[Activity]: Return each record word for word, keeping none of its pictures.

Web page and app entries
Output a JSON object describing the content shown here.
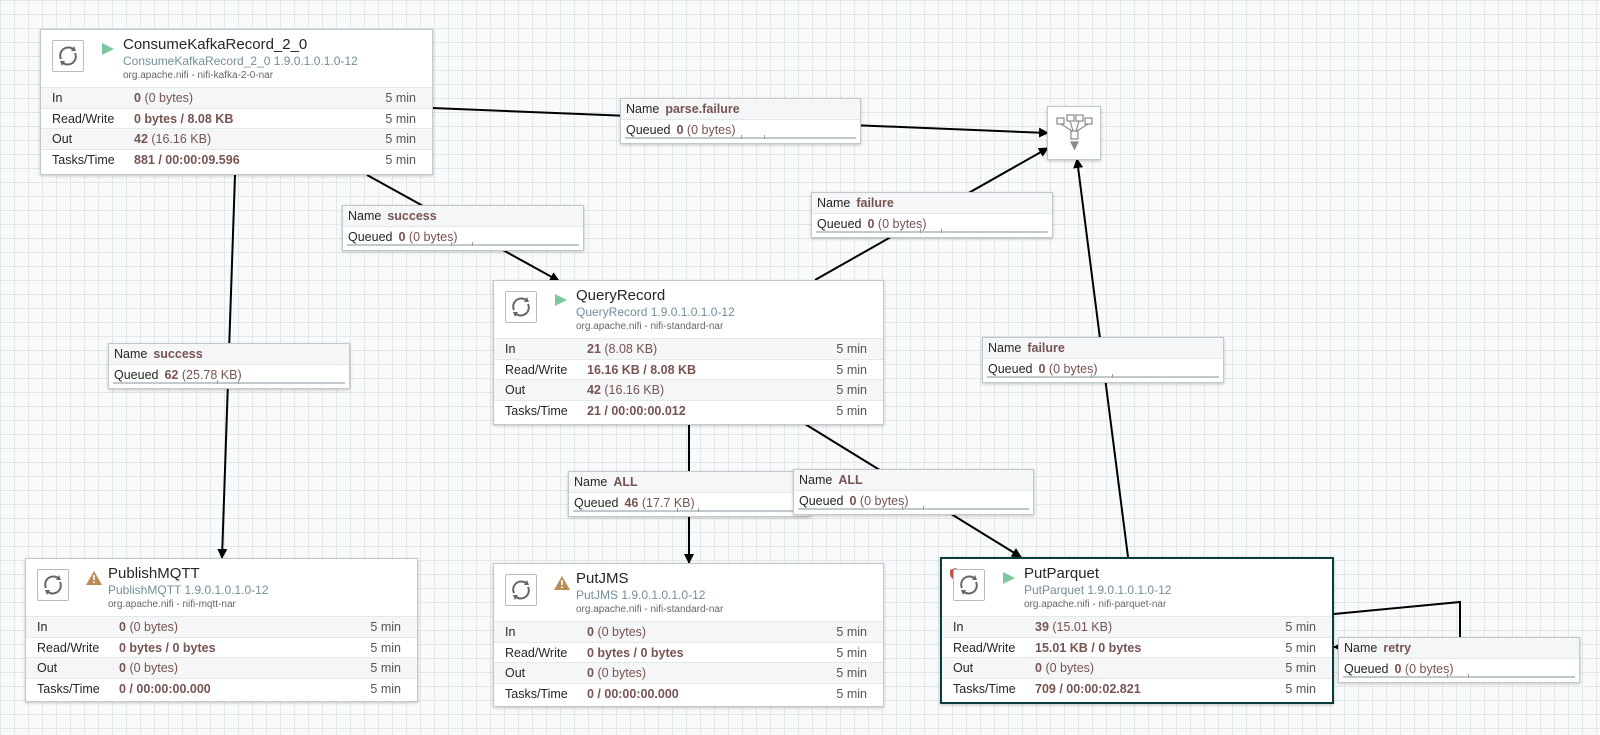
{
  "processors": {
    "consume": {
      "name": "ConsumeKafkaRecord_2_0",
      "type": "ConsumeKafkaRecord_2_0 1.9.0.1.0.1.0-12",
      "bundle": "org.apache.nifi - nifi-kafka-2-0-nar",
      "state": "running",
      "stats": [
        {
          "label": "In",
          "value": "0",
          "detail": "(0 bytes)",
          "period": "5 min"
        },
        {
          "label": "Read/Write",
          "value": "0 bytes / 8.08 KB",
          "detail": "",
          "period": "5 min"
        },
        {
          "label": "Out",
          "value": "42",
          "detail": "(16.16 KB)",
          "period": "5 min"
        },
        {
          "label": "Tasks/Time",
          "value": "881 / 00:00:09.596",
          "detail": "",
          "period": "5 min"
        }
      ]
    },
    "query": {
      "name": "QueryRecord",
      "type": "QueryRecord 1.9.0.1.0.1.0-12",
      "bundle": "org.apache.nifi - nifi-standard-nar",
      "state": "running",
      "stats": [
        {
          "label": "In",
          "value": "21",
          "detail": "(8.08 KB)",
          "period": "5 min"
        },
        {
          "label": "Read/Write",
          "value": "16.16 KB / 8.08 KB",
          "detail": "",
          "period": "5 min"
        },
        {
          "label": "Out",
          "value": "42",
          "detail": "(16.16 KB)",
          "period": "5 min"
        },
        {
          "label": "Tasks/Time",
          "value": "21 / 00:00:00.012",
          "detail": "",
          "period": "5 min"
        }
      ]
    },
    "mqtt": {
      "name": "PublishMQTT",
      "type": "PublishMQTT 1.9.0.1.0.1.0-12",
      "bundle": "org.apache.nifi - nifi-mqtt-nar",
      "state": "invalid",
      "stats": [
        {
          "label": "In",
          "value": "0",
          "detail": "(0 bytes)",
          "period": "5 min"
        },
        {
          "label": "Read/Write",
          "value": "0 bytes / 0 bytes",
          "detail": "",
          "period": "5 min"
        },
        {
          "label": "Out",
          "value": "0",
          "detail": "(0 bytes)",
          "period": "5 min"
        },
        {
          "label": "Tasks/Time",
          "value": "0 / 00:00:00.000",
          "detail": "",
          "period": "5 min"
        }
      ]
    },
    "jms": {
      "name": "PutJMS",
      "type": "PutJMS 1.9.0.1.0.1.0-12",
      "bundle": "org.apache.nifi - nifi-standard-nar",
      "state": "invalid",
      "stats": [
        {
          "label": "In",
          "value": "0",
          "detail": "(0 bytes)",
          "period": "5 min"
        },
        {
          "label": "Read/Write",
          "value": "0 bytes / 0 bytes",
          "detail": "",
          "period": "5 min"
        },
        {
          "label": "Out",
          "value": "0",
          "detail": "(0 bytes)",
          "period": "5 min"
        },
        {
          "label": "Tasks/Time",
          "value": "0 / 00:00:00.000",
          "detail": "",
          "period": "5 min"
        }
      ]
    },
    "parquet": {
      "name": "PutParquet",
      "type": "PutParquet 1.9.0.1.0.1.0-12",
      "bundle": "org.apache.nifi - nifi-parquet-nar",
      "state": "running",
      "stats": [
        {
          "label": "In",
          "value": "39",
          "detail": "(15.01 KB)",
          "period": "5 min"
        },
        {
          "label": "Read/Write",
          "value": "15.01 KB / 0 bytes",
          "detail": "",
          "period": "5 min"
        },
        {
          "label": "Out",
          "value": "0",
          "detail": "(0 bytes)",
          "period": "5 min"
        },
        {
          "label": "Tasks/Time",
          "value": "709 / 00:00:02.821",
          "detail": "",
          "period": "5 min"
        }
      ]
    }
  },
  "connections": {
    "parse_failure": {
      "name_label": "Name",
      "name": "parse.failure",
      "queued_label": "Queued",
      "count": "0",
      "size": "(0 bytes)"
    },
    "success_query": {
      "name_label": "Name",
      "name": "success",
      "queued_label": "Queued",
      "count": "0",
      "size": "(0 bytes)"
    },
    "failure_query": {
      "name_label": "Name",
      "name": "failure",
      "queued_label": "Queued",
      "count": "0",
      "size": "(0 bytes)"
    },
    "success_mqtt": {
      "name_label": "Name",
      "name": "success",
      "queued_label": "Queued",
      "count": "62",
      "size": "(25.78 KB)"
    },
    "failure_parquet": {
      "name_label": "Name",
      "name": "failure",
      "queued_label": "Queued",
      "count": "0",
      "size": "(0 bytes)"
    },
    "all_jms": {
      "name_label": "Name",
      "name": "ALL",
      "queued_label": "Queued",
      "count": "46",
      "size": "(17.7 KB)"
    },
    "all_parquet": {
      "name_label": "Name",
      "name": "ALL",
      "queued_label": "Queued",
      "count": "0",
      "size": "(0 bytes)"
    },
    "retry": {
      "name_label": "Name",
      "name": "retry",
      "queued_label": "Queued",
      "count": "0",
      "size": "(0 bytes)"
    }
  },
  "funnel": {
    "icon": "funnel-icon"
  },
  "colors": {
    "running": "#7dc7a0",
    "warning": "#ba8c55",
    "value": "#775351",
    "type_text": "#728e9b",
    "edge": "#000000"
  }
}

[Result]:
Output a JSON object describing the content shown here.
{
  "processors": {
    "consume": {
      "name": "ConsumeKafkaRecord_2_0",
      "type": "ConsumeKafkaRecord_2_0 1.9.0.1.0.1.0-12",
      "bundle": "org.apache.nifi - nifi-kafka-2-0-nar",
      "state": "running",
      "stats": [
        {
          "label": "In",
          "value": "0",
          "detail": "(0 bytes)",
          "period": "5 min"
        },
        {
          "label": "Read/Write",
          "value": "0 bytes / 8.08 KB",
          "detail": "",
          "period": "5 min"
        },
        {
          "label": "Out",
          "value": "42",
          "detail": "(16.16 KB)",
          "period": "5 min"
        },
        {
          "label": "Tasks/Time",
          "value": "881 / 00:00:09.596",
          "detail": "",
          "period": "5 min"
        }
      ]
    },
    "query": {
      "name": "QueryRecord",
      "type": "QueryRecord 1.9.0.1.0.1.0-12",
      "bundle": "org.apache.nifi - nifi-standard-nar",
      "state": "running",
      "stats": [
        {
          "label": "In",
          "value": "21",
          "detail": "(8.08 KB)",
          "period": "5 min"
        },
        {
          "label": "Read/Write",
          "value": "16.16 KB / 8.08 KB",
          "detail": "",
          "period": "5 min"
        },
        {
          "label": "Out",
          "value": "42",
          "detail": "(16.16 KB)",
          "period": "5 min"
        },
        {
          "label": "Tasks/Time",
          "value": "21 / 00:00:00.012",
          "detail": "",
          "period": "5 min"
        }
      ]
    },
    "mqtt": {
      "name": "PublishMQTT",
      "type": "PublishMQTT 1.9.0.1.0.1.0-12",
      "bundle": "org.apache.nifi - nifi-mqtt-nar",
      "state": "invalid",
      "stats": [
        {
          "label": "In",
          "value": "0",
          "detail": "(0 bytes)",
          "period": "5 min"
        },
        {
          "label": "Read/Write",
          "value": "0 bytes / 0 bytes",
          "detail": "",
          "period": "5 min"
        },
        {
          "label": "Out",
          "value": "0",
          "detail": "(0 bytes)",
          "period": "5 min"
        },
        {
          "label": "Tasks/Time",
          "value": "0 / 00:00:00.000",
          "detail": "",
          "period": "5 min"
        }
      ]
    },
    "jms": {
      "name": "PutJMS",
      "type": "PutJMS 1.9.0.1.0.1.0-12",
      "bundle": "org.apache.nifi - nifi-standard-nar",
      "state": "invalid",
      "stats": [
        {
          "label": "In",
          "value": "0",
          "detail": "(0 bytes)",
          "period": "5 min"
        },
        {
          "label": "Read/Write",
          "value": "0 bytes / 0 bytes",
          "detail": "",
          "period": "5 min"
        },
        {
          "label": "Out",
          "value": "0",
          "detail": "(0 bytes)",
          "period": "5 min"
        },
        {
          "label": "Tasks/Time",
          "value": "0 / 00:00:00.000",
          "detail": "",
          "period": "5 min"
        }
      ]
    },
    "parquet": {
      "name": "PutParquet",
      "type": "PutParquet 1.9.0.1.0.1.0-12",
      "bundle": "org.apache.nifi - nifi-parquet-nar",
      "state": "running",
      "stats": [
        {
          "label": "In",
          "value": "39",
          "detail": "(15.01 KB)",
          "period": "5 min"
        },
        {
          "label": "Read/Write",
          "value": "15.01 KB / 0 bytes",
          "detail": "",
          "period": "5 min"
        },
        {
          "label": "Out",
          "value": "0",
          "detail": "(0 bytes)",
          "period": "5 min"
        },
        {
          "label": "Tasks/Time",
          "value": "709 / 00:00:02.821",
          "detail": "",
          "period": "5 min"
        }
      ]
    }
  },
  "connections": {
    "parse_failure": {
      "name_label": "Name",
      "name": "parse.failure",
      "queued_label": "Queued",
      "count": "0",
      "size": "(0 bytes)"
    },
    "success_query": {
      "name_label": "Name",
      "name": "success",
      "queued_label": "Queued",
      "count": "0",
      "size": "(0 bytes)"
    },
    "failure_query": {
      "name_label": "Name",
      "name": "failure",
      "queued_label": "Queued",
      "count": "0",
      "size": "(0 bytes)"
    },
    "success_mqtt": {
      "name_label": "Name",
      "name": "success",
      "queued_label": "Queued",
      "count": "62",
      "size": "(25.78 KB)"
    },
    "failure_parquet": {
      "name_label": "Name",
      "name": "failure",
      "queued_label": "Queued",
      "count": "0",
      "size": "(0 bytes)"
    },
    "all_jms": {
      "name_label": "Name",
      "name": "ALL",
      "queued_label": "Queued",
      "count": "46",
      "size": "(17.7 KB)"
    },
    "all_parquet": {
      "name_label": "Name",
      "name": "ALL",
      "queued_label": "Queued",
      "count": "0",
      "size": "(0 bytes)"
    },
    "retry": {
      "name_label": "Name",
      "name": "retry",
      "queued_label": "Queued",
      "count": "0",
      "size": "(0 bytes)"
    }
  },
  "funnel": {
    "icon": "funnel-icon"
  },
  "colors": {
    "running": "#7dc7a0",
    "warning": "#ba8c55",
    "value": "#775351",
    "type_text": "#728e9b",
    "edge": "#000000"
  }
}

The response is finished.